- [Task details]:
Lines from the one with "Enumerate this screenshot's content" through the end of the listing below should be set down exactly, with no other line included.

- [Given data]:
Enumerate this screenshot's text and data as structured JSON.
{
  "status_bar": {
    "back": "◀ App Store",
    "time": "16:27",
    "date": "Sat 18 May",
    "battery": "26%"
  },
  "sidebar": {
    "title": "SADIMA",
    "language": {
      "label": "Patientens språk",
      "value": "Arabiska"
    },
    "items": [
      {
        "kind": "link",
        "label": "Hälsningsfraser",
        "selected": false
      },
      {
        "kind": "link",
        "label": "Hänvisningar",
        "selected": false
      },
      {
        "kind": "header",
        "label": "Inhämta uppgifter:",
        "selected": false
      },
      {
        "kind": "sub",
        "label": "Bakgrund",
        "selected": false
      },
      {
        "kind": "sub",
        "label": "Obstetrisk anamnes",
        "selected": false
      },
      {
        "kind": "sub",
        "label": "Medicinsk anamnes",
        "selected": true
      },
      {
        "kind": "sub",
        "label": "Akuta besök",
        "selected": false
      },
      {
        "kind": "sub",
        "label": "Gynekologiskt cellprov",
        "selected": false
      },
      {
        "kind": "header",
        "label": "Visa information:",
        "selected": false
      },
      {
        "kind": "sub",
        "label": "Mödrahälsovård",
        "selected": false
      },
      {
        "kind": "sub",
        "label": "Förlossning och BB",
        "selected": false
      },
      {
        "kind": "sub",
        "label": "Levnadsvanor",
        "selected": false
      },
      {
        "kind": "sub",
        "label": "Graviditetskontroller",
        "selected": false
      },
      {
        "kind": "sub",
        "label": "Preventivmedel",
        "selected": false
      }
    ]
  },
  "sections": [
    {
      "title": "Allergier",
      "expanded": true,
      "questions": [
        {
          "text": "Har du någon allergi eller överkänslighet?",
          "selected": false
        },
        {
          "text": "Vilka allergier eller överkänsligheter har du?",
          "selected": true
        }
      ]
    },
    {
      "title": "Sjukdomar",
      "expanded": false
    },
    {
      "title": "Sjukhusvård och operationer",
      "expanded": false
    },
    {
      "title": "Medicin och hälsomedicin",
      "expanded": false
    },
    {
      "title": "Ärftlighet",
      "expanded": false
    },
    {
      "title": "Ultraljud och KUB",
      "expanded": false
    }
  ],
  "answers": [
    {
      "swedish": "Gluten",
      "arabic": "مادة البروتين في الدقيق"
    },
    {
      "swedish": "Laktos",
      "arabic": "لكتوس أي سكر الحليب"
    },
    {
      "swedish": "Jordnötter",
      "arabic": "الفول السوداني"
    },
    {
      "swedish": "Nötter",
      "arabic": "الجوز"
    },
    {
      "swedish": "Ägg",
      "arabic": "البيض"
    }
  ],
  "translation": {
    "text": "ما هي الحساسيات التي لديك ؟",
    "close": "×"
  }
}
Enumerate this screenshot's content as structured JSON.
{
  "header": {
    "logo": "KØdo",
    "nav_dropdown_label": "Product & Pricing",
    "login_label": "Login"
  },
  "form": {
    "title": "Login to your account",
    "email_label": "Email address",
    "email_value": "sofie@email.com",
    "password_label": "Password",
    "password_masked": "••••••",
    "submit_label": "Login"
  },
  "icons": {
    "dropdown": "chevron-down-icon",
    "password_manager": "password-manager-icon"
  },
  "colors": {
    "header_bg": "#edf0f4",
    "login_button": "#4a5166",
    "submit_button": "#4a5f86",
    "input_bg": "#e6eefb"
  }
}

- [Response area]:
Enumerate this screenshot's content as structured JSON.
{
  "header": {
    "logo": "KØdo",
    "nav_dropdown_label": "Product & Pricing",
    "login_label": "Login"
  },
  "form": {
    "title": "Login to your account",
    "email_label": "Email address",
    "email_value": "sofie@email.com",
    "password_label": "Password",
    "password_masked": "••••••",
    "submit_label": "Login"
  },
  "icons": {
    "dropdown": "chevron-down-icon",
    "password_manager": "password-manager-icon"
  },
  "colors": {
    "header_bg": "#edf0f4",
    "login_button": "#4a5166",
    "submit_button": "#4a5f86",
    "input_bg": "#e6eefb"
  }
}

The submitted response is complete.